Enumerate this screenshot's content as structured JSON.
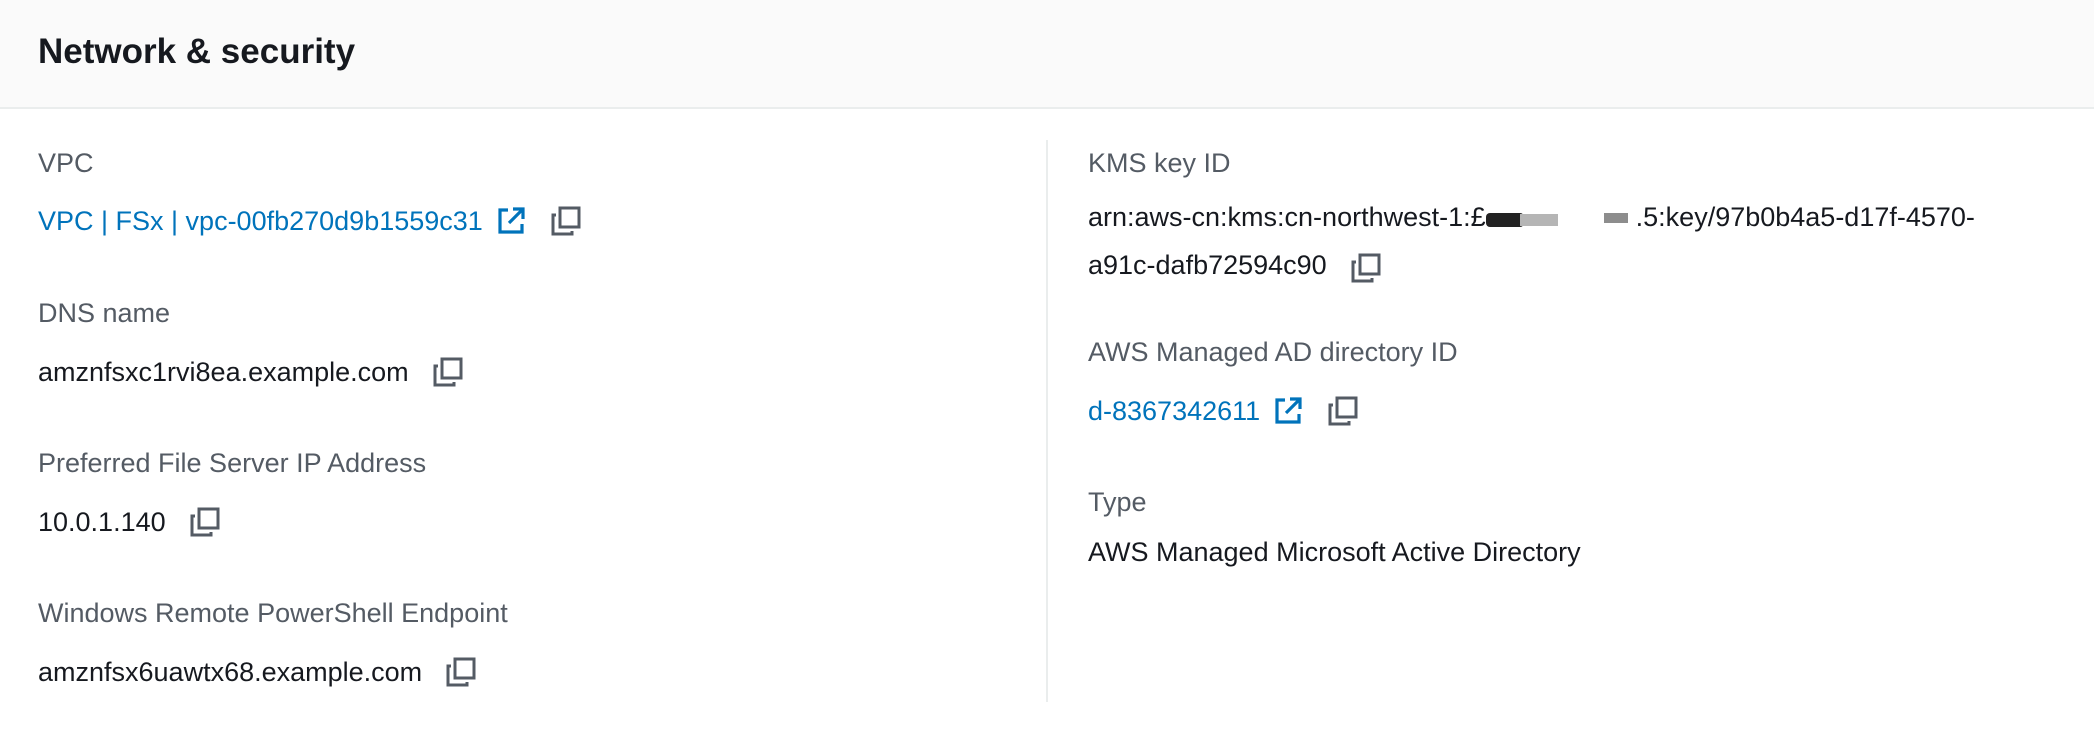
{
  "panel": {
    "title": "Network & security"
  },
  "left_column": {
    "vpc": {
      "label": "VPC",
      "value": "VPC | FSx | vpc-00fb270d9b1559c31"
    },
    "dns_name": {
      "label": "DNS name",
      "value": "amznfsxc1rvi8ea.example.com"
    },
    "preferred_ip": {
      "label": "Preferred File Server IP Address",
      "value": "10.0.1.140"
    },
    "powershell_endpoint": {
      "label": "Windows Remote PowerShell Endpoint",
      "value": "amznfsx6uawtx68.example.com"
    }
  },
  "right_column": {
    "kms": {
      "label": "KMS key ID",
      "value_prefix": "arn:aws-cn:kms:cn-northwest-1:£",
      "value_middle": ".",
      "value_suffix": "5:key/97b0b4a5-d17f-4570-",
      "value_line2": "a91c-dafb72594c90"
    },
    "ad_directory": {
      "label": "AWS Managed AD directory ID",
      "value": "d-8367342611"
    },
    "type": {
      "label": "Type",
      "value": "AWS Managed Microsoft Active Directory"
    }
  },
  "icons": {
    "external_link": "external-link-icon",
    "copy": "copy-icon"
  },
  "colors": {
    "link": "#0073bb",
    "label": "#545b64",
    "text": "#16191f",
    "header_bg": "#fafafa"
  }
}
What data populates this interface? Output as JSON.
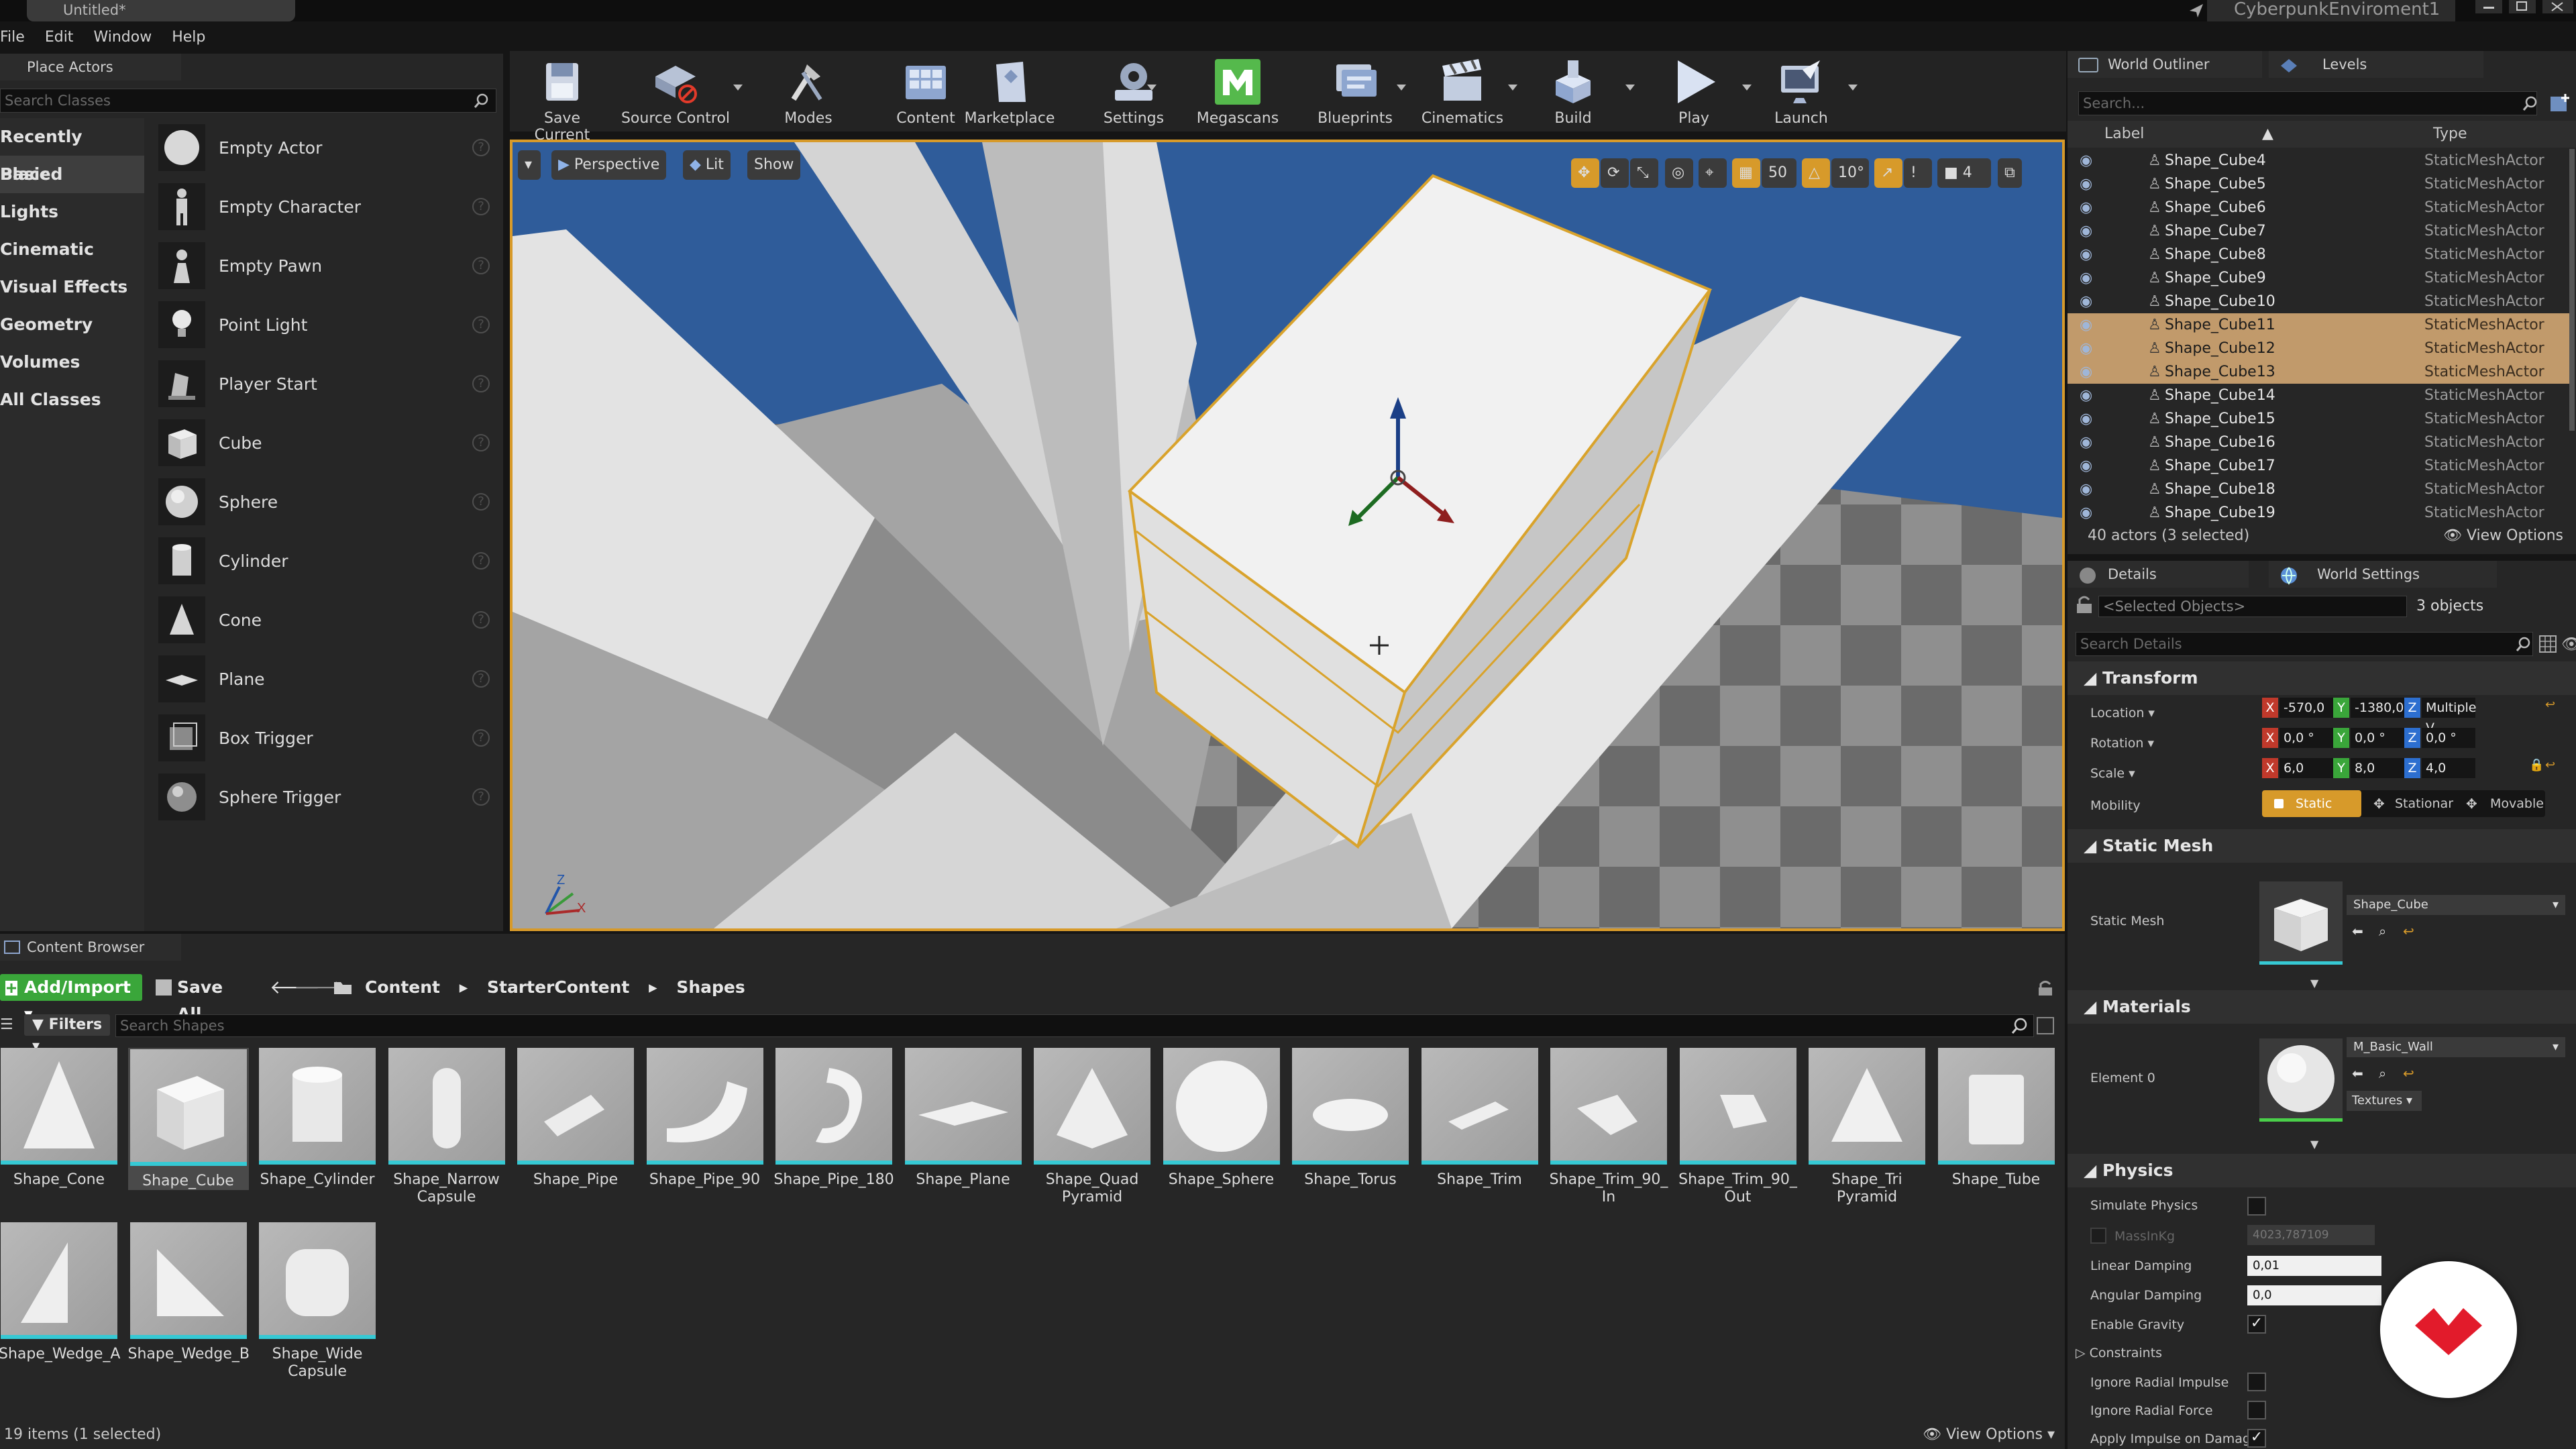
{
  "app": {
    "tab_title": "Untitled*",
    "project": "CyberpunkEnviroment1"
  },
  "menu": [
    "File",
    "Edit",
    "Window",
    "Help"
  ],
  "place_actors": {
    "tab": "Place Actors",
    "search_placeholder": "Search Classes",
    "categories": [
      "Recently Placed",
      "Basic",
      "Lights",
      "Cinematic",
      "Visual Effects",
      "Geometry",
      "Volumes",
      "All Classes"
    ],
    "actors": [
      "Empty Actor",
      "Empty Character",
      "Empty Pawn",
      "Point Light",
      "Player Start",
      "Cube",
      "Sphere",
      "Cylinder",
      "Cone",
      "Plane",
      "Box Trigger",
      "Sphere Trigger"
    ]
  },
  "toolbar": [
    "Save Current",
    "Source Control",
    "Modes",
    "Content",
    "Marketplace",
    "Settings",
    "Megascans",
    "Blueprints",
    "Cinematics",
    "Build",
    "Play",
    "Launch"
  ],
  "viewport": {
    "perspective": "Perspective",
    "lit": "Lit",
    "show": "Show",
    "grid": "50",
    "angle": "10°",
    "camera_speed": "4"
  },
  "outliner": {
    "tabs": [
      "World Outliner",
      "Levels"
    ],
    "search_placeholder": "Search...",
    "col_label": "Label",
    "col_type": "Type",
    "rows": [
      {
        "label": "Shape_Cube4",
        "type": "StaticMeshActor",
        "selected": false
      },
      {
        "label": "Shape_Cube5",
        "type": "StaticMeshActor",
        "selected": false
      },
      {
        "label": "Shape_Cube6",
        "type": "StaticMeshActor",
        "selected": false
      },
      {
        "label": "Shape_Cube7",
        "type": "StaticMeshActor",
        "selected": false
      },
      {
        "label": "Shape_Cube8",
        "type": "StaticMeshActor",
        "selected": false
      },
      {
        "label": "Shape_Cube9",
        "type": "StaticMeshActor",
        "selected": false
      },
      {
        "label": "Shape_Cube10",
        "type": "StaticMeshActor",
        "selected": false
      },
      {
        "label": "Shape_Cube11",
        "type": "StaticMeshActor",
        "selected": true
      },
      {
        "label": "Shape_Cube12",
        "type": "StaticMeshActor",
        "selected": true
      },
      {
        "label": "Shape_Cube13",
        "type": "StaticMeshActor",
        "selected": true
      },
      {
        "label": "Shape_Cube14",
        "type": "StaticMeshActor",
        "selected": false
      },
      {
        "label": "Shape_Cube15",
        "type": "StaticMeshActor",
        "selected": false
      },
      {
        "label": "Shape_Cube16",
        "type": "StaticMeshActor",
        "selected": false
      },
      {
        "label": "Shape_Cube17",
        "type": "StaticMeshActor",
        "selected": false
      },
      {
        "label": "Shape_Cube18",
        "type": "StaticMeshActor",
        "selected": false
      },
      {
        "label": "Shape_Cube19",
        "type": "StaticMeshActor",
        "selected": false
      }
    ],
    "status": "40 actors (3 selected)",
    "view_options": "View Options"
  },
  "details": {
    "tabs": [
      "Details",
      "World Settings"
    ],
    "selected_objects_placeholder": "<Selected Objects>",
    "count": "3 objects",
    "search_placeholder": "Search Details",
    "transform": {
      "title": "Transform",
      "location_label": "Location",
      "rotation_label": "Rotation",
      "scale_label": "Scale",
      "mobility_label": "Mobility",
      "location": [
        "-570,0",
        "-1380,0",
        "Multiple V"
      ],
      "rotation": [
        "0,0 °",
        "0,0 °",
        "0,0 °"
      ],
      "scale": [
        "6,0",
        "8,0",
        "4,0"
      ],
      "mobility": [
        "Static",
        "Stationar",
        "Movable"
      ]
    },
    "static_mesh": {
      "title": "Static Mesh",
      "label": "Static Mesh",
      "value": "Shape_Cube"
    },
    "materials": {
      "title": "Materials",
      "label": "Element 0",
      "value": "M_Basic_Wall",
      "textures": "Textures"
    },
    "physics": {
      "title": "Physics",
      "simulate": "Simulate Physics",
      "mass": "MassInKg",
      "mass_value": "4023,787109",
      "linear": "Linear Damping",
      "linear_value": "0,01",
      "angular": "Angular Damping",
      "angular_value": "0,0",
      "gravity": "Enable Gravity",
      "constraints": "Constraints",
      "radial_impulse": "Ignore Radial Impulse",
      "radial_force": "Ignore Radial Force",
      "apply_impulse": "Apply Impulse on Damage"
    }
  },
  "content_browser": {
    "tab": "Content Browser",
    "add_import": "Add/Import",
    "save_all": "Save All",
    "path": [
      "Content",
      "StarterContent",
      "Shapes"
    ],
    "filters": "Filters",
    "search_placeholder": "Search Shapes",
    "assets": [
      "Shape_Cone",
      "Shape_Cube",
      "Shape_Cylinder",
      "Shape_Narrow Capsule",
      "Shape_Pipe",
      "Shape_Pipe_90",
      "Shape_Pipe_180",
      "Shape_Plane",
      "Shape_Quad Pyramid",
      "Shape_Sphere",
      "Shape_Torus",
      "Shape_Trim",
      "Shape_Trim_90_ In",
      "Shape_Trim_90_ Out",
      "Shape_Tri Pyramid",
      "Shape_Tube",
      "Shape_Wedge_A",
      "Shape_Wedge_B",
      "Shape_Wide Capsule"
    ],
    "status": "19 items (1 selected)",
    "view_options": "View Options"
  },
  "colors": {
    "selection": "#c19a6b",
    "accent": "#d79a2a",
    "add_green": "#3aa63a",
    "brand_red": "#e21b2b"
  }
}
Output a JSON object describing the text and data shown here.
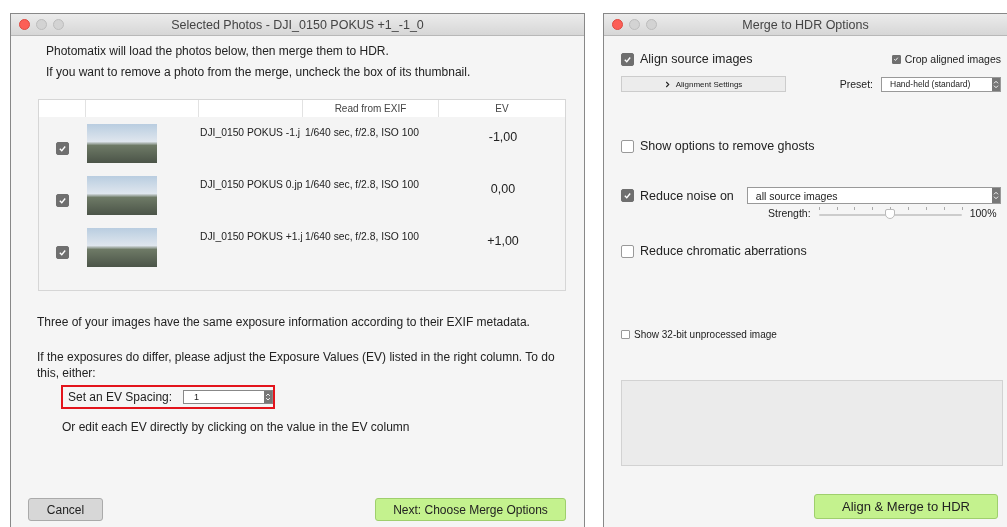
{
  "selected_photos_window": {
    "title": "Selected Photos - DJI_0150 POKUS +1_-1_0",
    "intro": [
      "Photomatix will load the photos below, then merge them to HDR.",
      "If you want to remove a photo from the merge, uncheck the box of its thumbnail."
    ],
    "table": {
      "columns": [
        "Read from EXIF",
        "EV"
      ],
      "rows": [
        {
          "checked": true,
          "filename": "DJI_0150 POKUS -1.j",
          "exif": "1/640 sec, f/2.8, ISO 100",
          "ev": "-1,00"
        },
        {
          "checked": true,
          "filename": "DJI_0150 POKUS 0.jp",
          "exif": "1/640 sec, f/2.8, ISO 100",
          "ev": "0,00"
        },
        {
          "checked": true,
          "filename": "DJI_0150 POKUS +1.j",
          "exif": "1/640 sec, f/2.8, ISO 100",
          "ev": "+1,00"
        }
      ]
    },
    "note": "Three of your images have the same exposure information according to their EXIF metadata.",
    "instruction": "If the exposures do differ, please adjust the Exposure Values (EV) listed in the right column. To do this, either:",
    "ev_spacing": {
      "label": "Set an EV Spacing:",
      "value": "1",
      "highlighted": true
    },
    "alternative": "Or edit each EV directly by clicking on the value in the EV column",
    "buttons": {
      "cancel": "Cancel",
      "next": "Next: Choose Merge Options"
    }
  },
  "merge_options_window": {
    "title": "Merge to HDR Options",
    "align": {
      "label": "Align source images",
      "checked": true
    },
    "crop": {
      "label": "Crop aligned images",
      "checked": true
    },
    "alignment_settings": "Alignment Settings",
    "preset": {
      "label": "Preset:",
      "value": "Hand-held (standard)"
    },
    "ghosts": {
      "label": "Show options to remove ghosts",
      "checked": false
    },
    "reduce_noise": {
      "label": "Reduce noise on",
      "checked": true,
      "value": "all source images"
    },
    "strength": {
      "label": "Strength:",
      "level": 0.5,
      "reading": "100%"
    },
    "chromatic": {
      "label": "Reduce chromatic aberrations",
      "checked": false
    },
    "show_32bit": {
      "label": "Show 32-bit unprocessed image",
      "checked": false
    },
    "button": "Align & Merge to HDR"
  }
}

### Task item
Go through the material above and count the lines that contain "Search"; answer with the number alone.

### The answer
4